President Clinton Bans Advertising of Tobacco Products Directed at Teens

WASHINGTON, D.C. — So long, Joe Camel. At least for now.
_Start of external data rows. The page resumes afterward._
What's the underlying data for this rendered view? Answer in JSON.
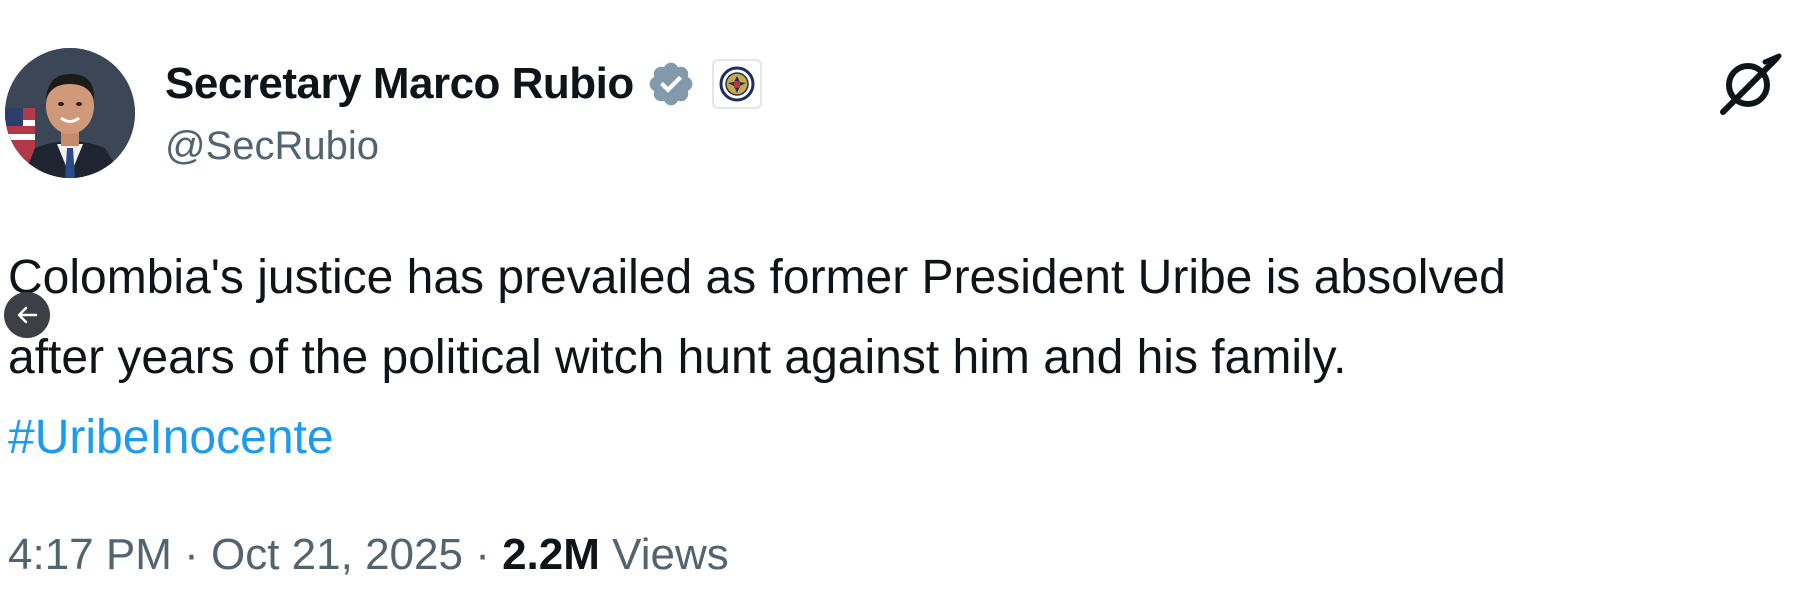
{
  "author": {
    "display_name": "Secretary Marco Rubio",
    "handle": "@SecRubio",
    "avatar_icon": "avatar-photo",
    "verified_icon": "verified-badge-icon",
    "verified_color": "#829aab",
    "affiliation_icon": "state-department-seal-icon"
  },
  "tweet": {
    "lines": [
      "Colombia's justice has prevailed as former President Uribe is absolved",
      "after years of the political witch hunt against him and his family."
    ],
    "hashtag": "#UribeInocente",
    "hashtag_color": "#1d9bf0"
  },
  "meta": {
    "time": "4:17 PM",
    "separator": "·",
    "date": "Oct 21, 2025",
    "views_count": "2.2M",
    "views_label": "Views"
  },
  "controls": {
    "grok_icon": "grok-icon",
    "back_icon": "arrow-left-icon"
  }
}
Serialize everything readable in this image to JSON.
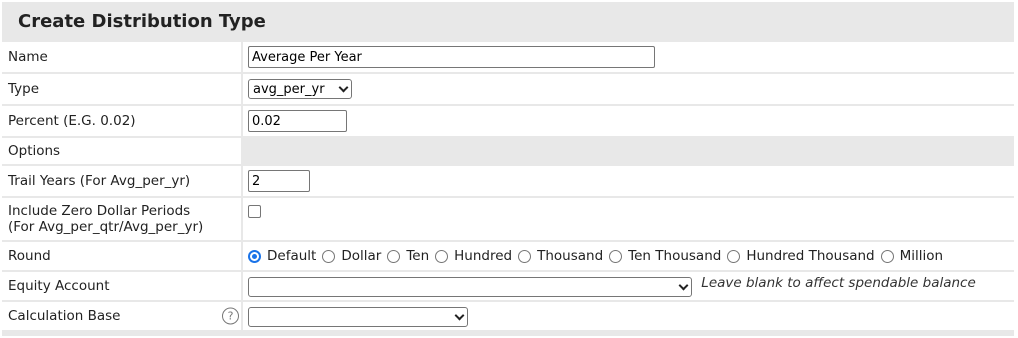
{
  "panel": {
    "title": "Create Distribution Type"
  },
  "fields": {
    "name": {
      "label": "Name",
      "value": "Average Per Year"
    },
    "type": {
      "label": "Type",
      "selected": "avg_per_yr"
    },
    "percent": {
      "label": "Percent (E.G. 0.02)",
      "value": "0.02"
    },
    "options": {
      "label": "Options"
    },
    "trail_years": {
      "label": "Trail Years (For Avg_per_yr)",
      "value": "2"
    },
    "include_zero": {
      "label_line1": "Include Zero Dollar Periods",
      "label_line2": "(For Avg_per_qtr/Avg_per_yr)",
      "checked": false
    },
    "round": {
      "label": "Round",
      "selected": "Default",
      "options": [
        "Default",
        "Dollar",
        "Ten",
        "Hundred",
        "Thousand",
        "Ten Thousand",
        "Hundred Thousand",
        "Million"
      ]
    },
    "equity_account": {
      "label": "Equity Account",
      "selected": "",
      "hint": "Leave blank to affect spendable balance"
    },
    "calculation_base": {
      "label": "Calculation Base",
      "selected": "",
      "help_icon": "question-circle-icon"
    }
  },
  "colors": {
    "panel_bg": "#e8e8e8",
    "radio_accent": "#1a73e8"
  }
}
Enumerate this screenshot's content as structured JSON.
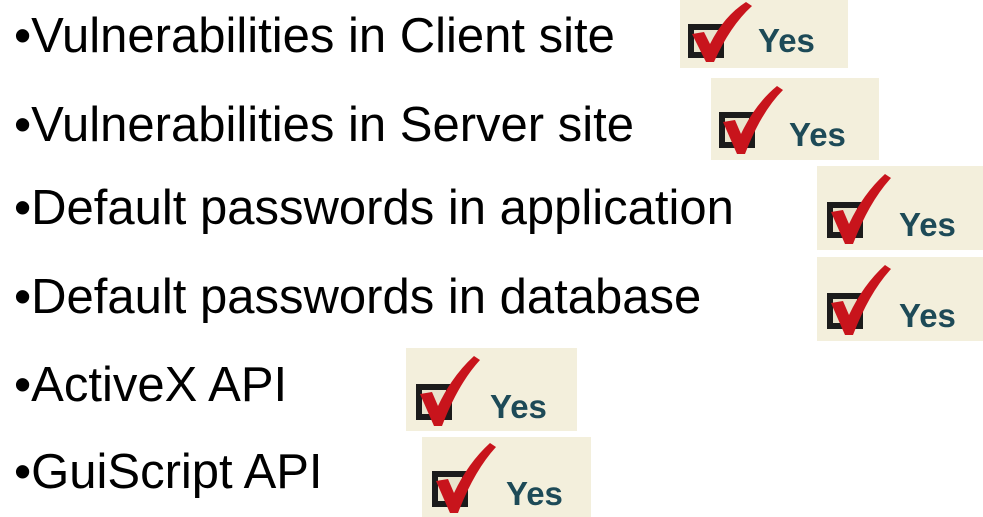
{
  "items": [
    {
      "bullet": "•",
      "label": "Vulnerabilities in Client site",
      "status": "Yes"
    },
    {
      "bullet": "•",
      "label": "Vulnerabilities in Server site",
      "status": "Yes"
    },
    {
      "bullet": "•",
      "label": "Default passwords in application",
      "status": "Yes"
    },
    {
      "bullet": "•",
      "label": "Default passwords in database",
      "status": "Yes"
    },
    {
      "bullet": "•",
      "label": "ActiveX API",
      "status": "Yes"
    },
    {
      "bullet": "•",
      "label": "GuiScript API",
      "status": "Yes"
    }
  ],
  "icons": {
    "check": "checkmark-icon",
    "box": "checkbox-icon"
  },
  "colors": {
    "text": "#000000",
    "badge_bg": "#f3efdc",
    "check_red": "#c8141c",
    "box_dark": "#1b1b1b",
    "yes_text": "#1d4a57"
  }
}
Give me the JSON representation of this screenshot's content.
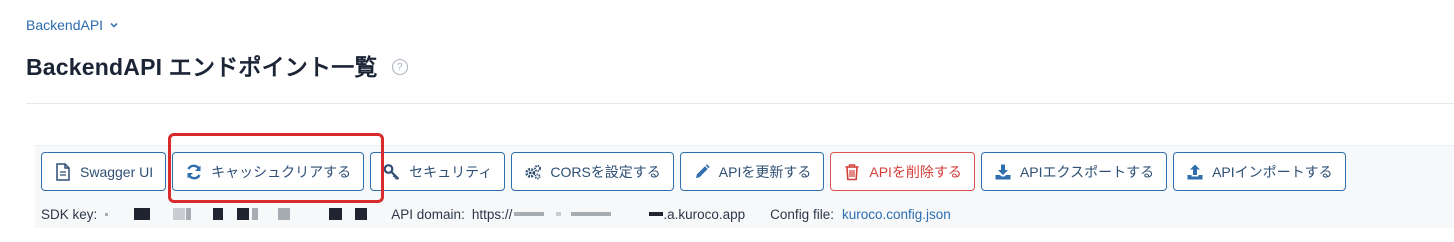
{
  "breadcrumb": {
    "label": "BackendAPI"
  },
  "page": {
    "title": "BackendAPI エンドポイント一覧",
    "help_icon": "question-circle-icon"
  },
  "toolbar": {
    "buttons": [
      {
        "label": "Swagger UI",
        "icon": "document-icon",
        "variant": "default"
      },
      {
        "label": "キャッシュクリアする",
        "icon": "refresh-icon",
        "variant": "default",
        "highlighted": true
      },
      {
        "label": "セキュリティ",
        "icon": "key-icon",
        "variant": "default"
      },
      {
        "label": "CORSを設定する",
        "icon": "gears-icon",
        "variant": "default"
      },
      {
        "label": "APIを更新する",
        "icon": "pencil-icon",
        "variant": "default"
      },
      {
        "label": "APIを削除する",
        "icon": "trash-icon",
        "variant": "danger"
      },
      {
        "label": "APIエクスポートする",
        "icon": "download-icon",
        "variant": "default"
      },
      {
        "label": "APIインポートする",
        "icon": "upload-icon",
        "variant": "default"
      }
    ]
  },
  "info": {
    "sdk_key_label": "SDK key:",
    "api_domain_label": "API domain:",
    "api_domain_prefix": "https://",
    "api_domain_suffix": ".a.kuroco.app",
    "config_file_label": "Config file:",
    "config_file_value": "kuroco.config.json"
  },
  "colors": {
    "primary": "#2f6fad",
    "danger": "#d9534f",
    "highlight": "#d92b2b",
    "link": "#2b6cb0"
  }
}
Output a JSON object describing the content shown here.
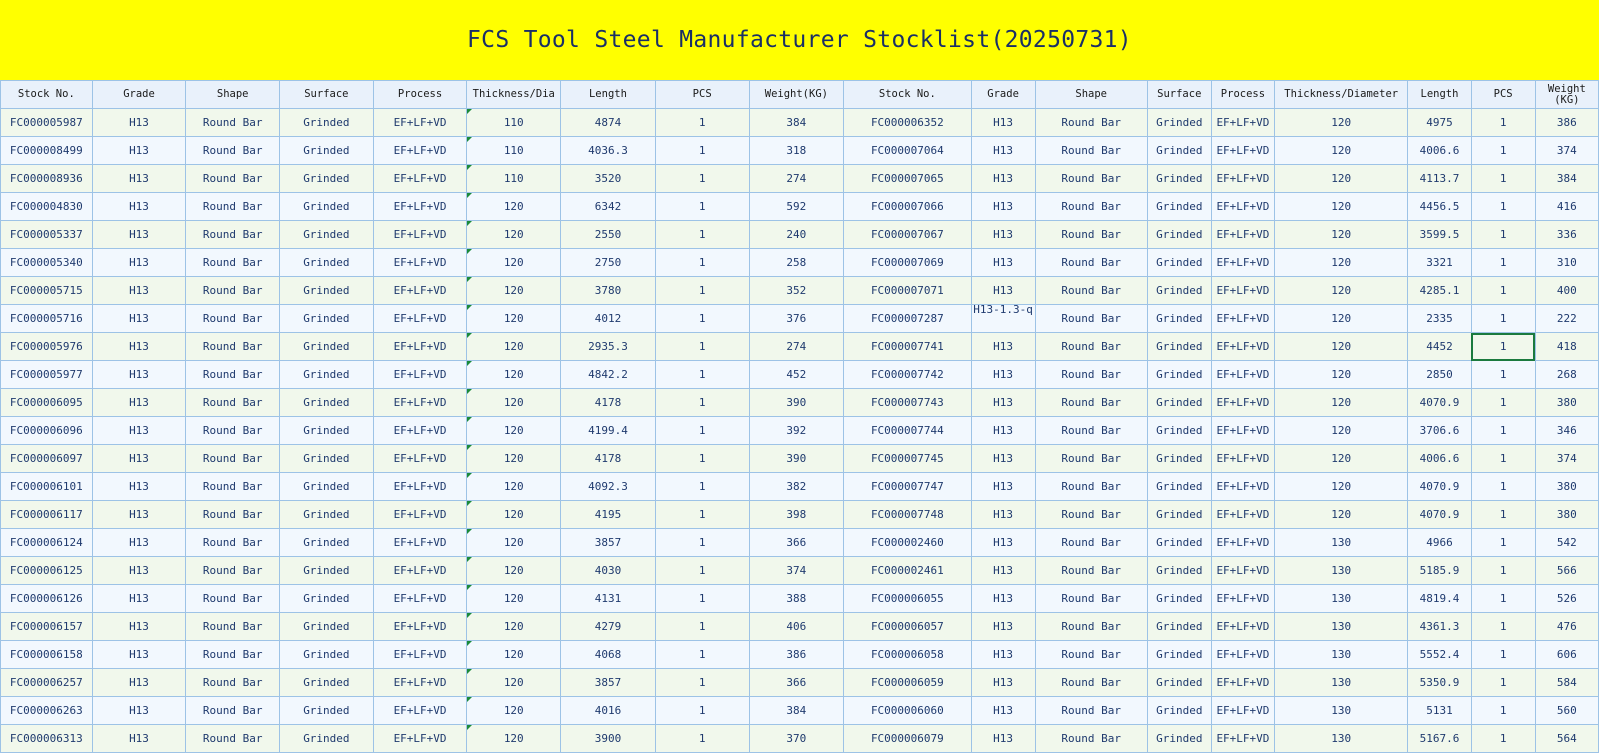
{
  "title": "FCS Tool Steel Manufacturer Stocklist(20250731)",
  "headers": [
    "Stock No.",
    "Grade",
    "Shape",
    "Surface",
    "Process",
    "Thickness/Dia",
    "Length",
    "PCS",
    "Weight(KG)",
    "Stock No.",
    "Grade",
    "Shape",
    "Surface",
    "Process",
    "Thickness/Diameter",
    "Length",
    "PCS",
    "Weight (KG)"
  ],
  "rows": [
    [
      "FC000005987",
      "H13",
      "Round Bar",
      "Grinded",
      "EF+LF+VD",
      "110",
      "4874",
      "1",
      "384",
      "FC000006352",
      "H13",
      "Round Bar",
      "Grinded",
      "EF+LF+VD",
      "120",
      "4975",
      "1",
      "386"
    ],
    [
      "FC000008499",
      "H13",
      "Round Bar",
      "Grinded",
      "EF+LF+VD",
      "110",
      "4036.3",
      "1",
      "318",
      "FC000007064",
      "H13",
      "Round Bar",
      "Grinded",
      "EF+LF+VD",
      "120",
      "4006.6",
      "1",
      "374"
    ],
    [
      "FC000008936",
      "H13",
      "Round Bar",
      "Grinded",
      "EF+LF+VD",
      "110",
      "3520",
      "1",
      "274",
      "FC000007065",
      "H13",
      "Round Bar",
      "Grinded",
      "EF+LF+VD",
      "120",
      "4113.7",
      "1",
      "384"
    ],
    [
      "FC000004830",
      "H13",
      "Round Bar",
      "Grinded",
      "EF+LF+VD",
      "120",
      "6342",
      "1",
      "592",
      "FC000007066",
      "H13",
      "Round Bar",
      "Grinded",
      "EF+LF+VD",
      "120",
      "4456.5",
      "1",
      "416"
    ],
    [
      "FC000005337",
      "H13",
      "Round Bar",
      "Grinded",
      "EF+LF+VD",
      "120",
      "2550",
      "1",
      "240",
      "FC000007067",
      "H13",
      "Round Bar",
      "Grinded",
      "EF+LF+VD",
      "120",
      "3599.5",
      "1",
      "336"
    ],
    [
      "FC000005340",
      "H13",
      "Round Bar",
      "Grinded",
      "EF+LF+VD",
      "120",
      "2750",
      "1",
      "258",
      "FC000007069",
      "H13",
      "Round Bar",
      "Grinded",
      "EF+LF+VD",
      "120",
      "3321",
      "1",
      "310"
    ],
    [
      "FC000005715",
      "H13",
      "Round Bar",
      "Grinded",
      "EF+LF+VD",
      "120",
      "3780",
      "1",
      "352",
      "FC000007071",
      "H13",
      "Round Bar",
      "Grinded",
      "EF+LF+VD",
      "120",
      "4285.1",
      "1",
      "400"
    ],
    [
      "FC000005716",
      "H13",
      "Round Bar",
      "Grinded",
      "EF+LF+VD",
      "120",
      "4012",
      "1",
      "376",
      "FC000007287",
      "H13-1.3-q",
      "Round Bar",
      "Grinded",
      "EF+LF+VD",
      "120",
      "2335",
      "1",
      "222"
    ],
    [
      "FC000005976",
      "H13",
      "Round Bar",
      "Grinded",
      "EF+LF+VD",
      "120",
      "2935.3",
      "1",
      "274",
      "FC000007741",
      "H13",
      "Round Bar",
      "Grinded",
      "EF+LF+VD",
      "120",
      "4452",
      "1",
      "418"
    ],
    [
      "FC000005977",
      "H13",
      "Round Bar",
      "Grinded",
      "EF+LF+VD",
      "120",
      "4842.2",
      "1",
      "452",
      "FC000007742",
      "H13",
      "Round Bar",
      "Grinded",
      "EF+LF+VD",
      "120",
      "2850",
      "1",
      "268"
    ],
    [
      "FC000006095",
      "H13",
      "Round Bar",
      "Grinded",
      "EF+LF+VD",
      "120",
      "4178",
      "1",
      "390",
      "FC000007743",
      "H13",
      "Round Bar",
      "Grinded",
      "EF+LF+VD",
      "120",
      "4070.9",
      "1",
      "380"
    ],
    [
      "FC000006096",
      "H13",
      "Round Bar",
      "Grinded",
      "EF+LF+VD",
      "120",
      "4199.4",
      "1",
      "392",
      "FC000007744",
      "H13",
      "Round Bar",
      "Grinded",
      "EF+LF+VD",
      "120",
      "3706.6",
      "1",
      "346"
    ],
    [
      "FC000006097",
      "H13",
      "Round Bar",
      "Grinded",
      "EF+LF+VD",
      "120",
      "4178",
      "1",
      "390",
      "FC000007745",
      "H13",
      "Round Bar",
      "Grinded",
      "EF+LF+VD",
      "120",
      "4006.6",
      "1",
      "374"
    ],
    [
      "FC000006101",
      "H13",
      "Round Bar",
      "Grinded",
      "EF+LF+VD",
      "120",
      "4092.3",
      "1",
      "382",
      "FC000007747",
      "H13",
      "Round Bar",
      "Grinded",
      "EF+LF+VD",
      "120",
      "4070.9",
      "1",
      "380"
    ],
    [
      "FC000006117",
      "H13",
      "Round Bar",
      "Grinded",
      "EF+LF+VD",
      "120",
      "4195",
      "1",
      "398",
      "FC000007748",
      "H13",
      "Round Bar",
      "Grinded",
      "EF+LF+VD",
      "120",
      "4070.9",
      "1",
      "380"
    ],
    [
      "FC000006124",
      "H13",
      "Round Bar",
      "Grinded",
      "EF+LF+VD",
      "120",
      "3857",
      "1",
      "366",
      "FC000002460",
      "H13",
      "Round Bar",
      "Grinded",
      "EF+LF+VD",
      "130",
      "4966",
      "1",
      "542"
    ],
    [
      "FC000006125",
      "H13",
      "Round Bar",
      "Grinded",
      "EF+LF+VD",
      "120",
      "4030",
      "1",
      "374",
      "FC000002461",
      "H13",
      "Round Bar",
      "Grinded",
      "EF+LF+VD",
      "130",
      "5185.9",
      "1",
      "566"
    ],
    [
      "FC000006126",
      "H13",
      "Round Bar",
      "Grinded",
      "EF+LF+VD",
      "120",
      "4131",
      "1",
      "388",
      "FC000006055",
      "H13",
      "Round Bar",
      "Grinded",
      "EF+LF+VD",
      "130",
      "4819.4",
      "1",
      "526"
    ],
    [
      "FC000006157",
      "H13",
      "Round Bar",
      "Grinded",
      "EF+LF+VD",
      "120",
      "4279",
      "1",
      "406",
      "FC000006057",
      "H13",
      "Round Bar",
      "Grinded",
      "EF+LF+VD",
      "130",
      "4361.3",
      "1",
      "476"
    ],
    [
      "FC000006158",
      "H13",
      "Round Bar",
      "Grinded",
      "EF+LF+VD",
      "120",
      "4068",
      "1",
      "386",
      "FC000006058",
      "H13",
      "Round Bar",
      "Grinded",
      "EF+LF+VD",
      "130",
      "5552.4",
      "1",
      "606"
    ],
    [
      "FC000006257",
      "H13",
      "Round Bar",
      "Grinded",
      "EF+LF+VD",
      "120",
      "3857",
      "1",
      "366",
      "FC000006059",
      "H13",
      "Round Bar",
      "Grinded",
      "EF+LF+VD",
      "130",
      "5350.9",
      "1",
      "584"
    ],
    [
      "FC000006263",
      "H13",
      "Round Bar",
      "Grinded",
      "EF+LF+VD",
      "120",
      "4016",
      "1",
      "384",
      "FC000006060",
      "H13",
      "Round Bar",
      "Grinded",
      "EF+LF+VD",
      "130",
      "5131",
      "1",
      "560"
    ],
    [
      "FC000006313",
      "H13",
      "Round Bar",
      "Grinded",
      "EF+LF+VD",
      "120",
      "3900",
      "1",
      "370",
      "FC000006079",
      "H13",
      "Round Bar",
      "Grinded",
      "EF+LF+VD",
      "130",
      "5167.6",
      "1",
      "564"
    ]
  ]
}
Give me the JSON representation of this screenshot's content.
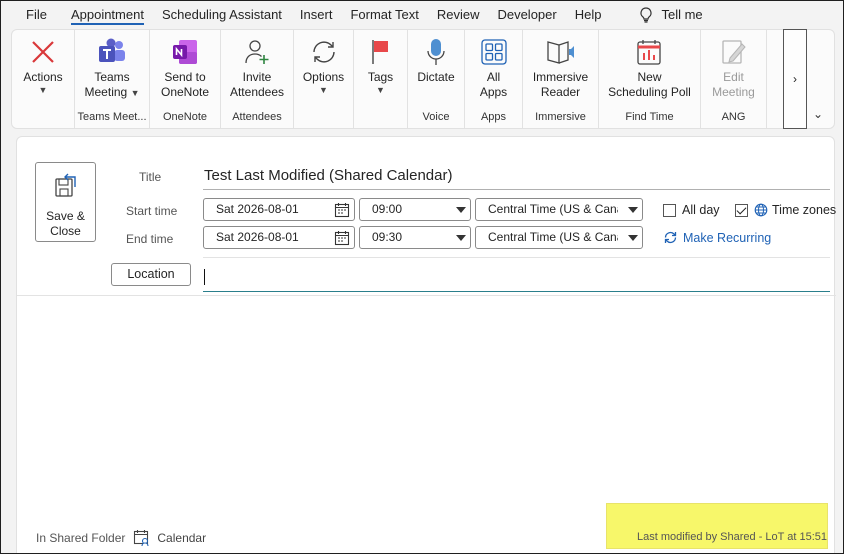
{
  "menu": {
    "items": [
      "File",
      "Appointment",
      "Scheduling Assistant",
      "Insert",
      "Format Text",
      "Review",
      "Developer",
      "Help"
    ],
    "active_index": 1,
    "tell_me": "Tell me"
  },
  "ribbon": {
    "groups": [
      {
        "label": "",
        "buttons": [
          {
            "line1": "Actions",
            "line2": "",
            "caret": true,
            "icon": "close-x-icon"
          }
        ]
      },
      {
        "label": "Teams Meet...",
        "buttons": [
          {
            "line1": "Teams",
            "line2": "Meeting",
            "caret": true,
            "icon": "teams-icon"
          }
        ]
      },
      {
        "label": "OneNote",
        "buttons": [
          {
            "line1": "Send to",
            "line2": "OneNote",
            "caret": false,
            "icon": "onenote-icon"
          }
        ]
      },
      {
        "label": "Attendees",
        "buttons": [
          {
            "line1": "Invite",
            "line2": "Attendees",
            "caret": false,
            "icon": "invite-person-icon"
          }
        ]
      },
      {
        "label": "",
        "buttons": [
          {
            "line1": "Options",
            "line2": "",
            "caret": true,
            "icon": "options-sync-icon"
          }
        ]
      },
      {
        "label": "",
        "buttons": [
          {
            "line1": "Tags",
            "line2": "",
            "caret": true,
            "icon": "flag-icon"
          }
        ]
      },
      {
        "label": "Voice",
        "buttons": [
          {
            "line1": "Dictate",
            "line2": "",
            "caret": false,
            "icon": "microphone-icon"
          }
        ]
      },
      {
        "label": "Apps",
        "buttons": [
          {
            "line1": "All",
            "line2": "Apps",
            "caret": false,
            "icon": "apps-grid-icon"
          }
        ]
      },
      {
        "label": "Immersive",
        "buttons": [
          {
            "line1": "Immersive",
            "line2": "Reader",
            "caret": false,
            "icon": "immersive-reader-icon"
          }
        ]
      },
      {
        "label": "Find Time",
        "buttons": [
          {
            "line1": "New",
            "line2": "Scheduling Poll",
            "caret": false,
            "icon": "scheduling-poll-icon"
          }
        ]
      },
      {
        "label": "ANG",
        "buttons": [
          {
            "line1": "Edit",
            "line2": "Meeting",
            "caret": false,
            "icon": "edit-meeting-icon",
            "disabled": true
          }
        ]
      }
    ],
    "scroll_glyph": "›",
    "collapse_glyph": "⌄"
  },
  "form": {
    "save_close": {
      "line1": "Save &",
      "line2": "Close"
    },
    "title_label": "Title",
    "title_value": "Test Last Modified (Shared Calendar)",
    "start_label": "Start time",
    "end_label": "End time",
    "start_date": "Sat 2026-08-01",
    "start_time": "09:00",
    "end_date": "Sat 2026-08-01",
    "end_time": "09:30",
    "timezone_start": "Central Time (US & Canada)",
    "timezone_end": "Central Time (US & Canada)",
    "all_day_label": "All day",
    "all_day_checked": false,
    "time_zones_label": "Time zones",
    "time_zones_checked": true,
    "make_recurring": "Make Recurring",
    "location_button": "Location",
    "location_value": ""
  },
  "footer": {
    "in_shared_folder": "In Shared Folder",
    "folder_name": "Calendar",
    "last_modified": "Last modified by Shared - LoT at 15:51"
  },
  "colors": {
    "accent": "#1f62b5",
    "highlight": "#f7f76a",
    "teams": "#5b5fc7",
    "onenote": "#7719aa"
  }
}
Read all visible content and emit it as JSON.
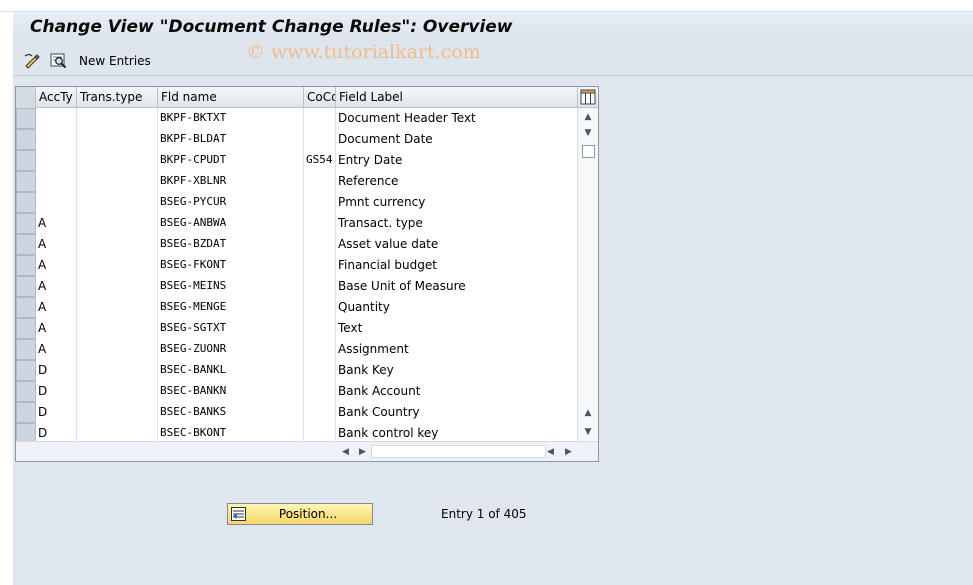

As expected, President Clinton, today, declared nicotine an addictive drug and put its regulation under the control of the Food and Drug Administration (FDA).

Among the provisions in the FDA’s regulations endorsed by Clinton are broad bans on the advertisement of tobacco products to teens.

Among other things the regulations would:

Forbid brand name sponsorship of sporting events and brand-name advertising of tobacco products on items unrelated to tobacco, such as T-shirts, hats and notebooks.

Forbid cigarette billboards within 1,000 feet of schools and playgrounds.

Require that tobacco advertising in any publication with a youth readership of more than 15 percent (youth being defined as under 18) or a total of more than 2 million youth readers be limited to black and white text without photographs and drawings.

While most student publications do not carry cigarette advertising, such a restriction would have an impact on many of the commercial publications read by students.

Challenges to the advertising restrictions on free speech grounds are expected.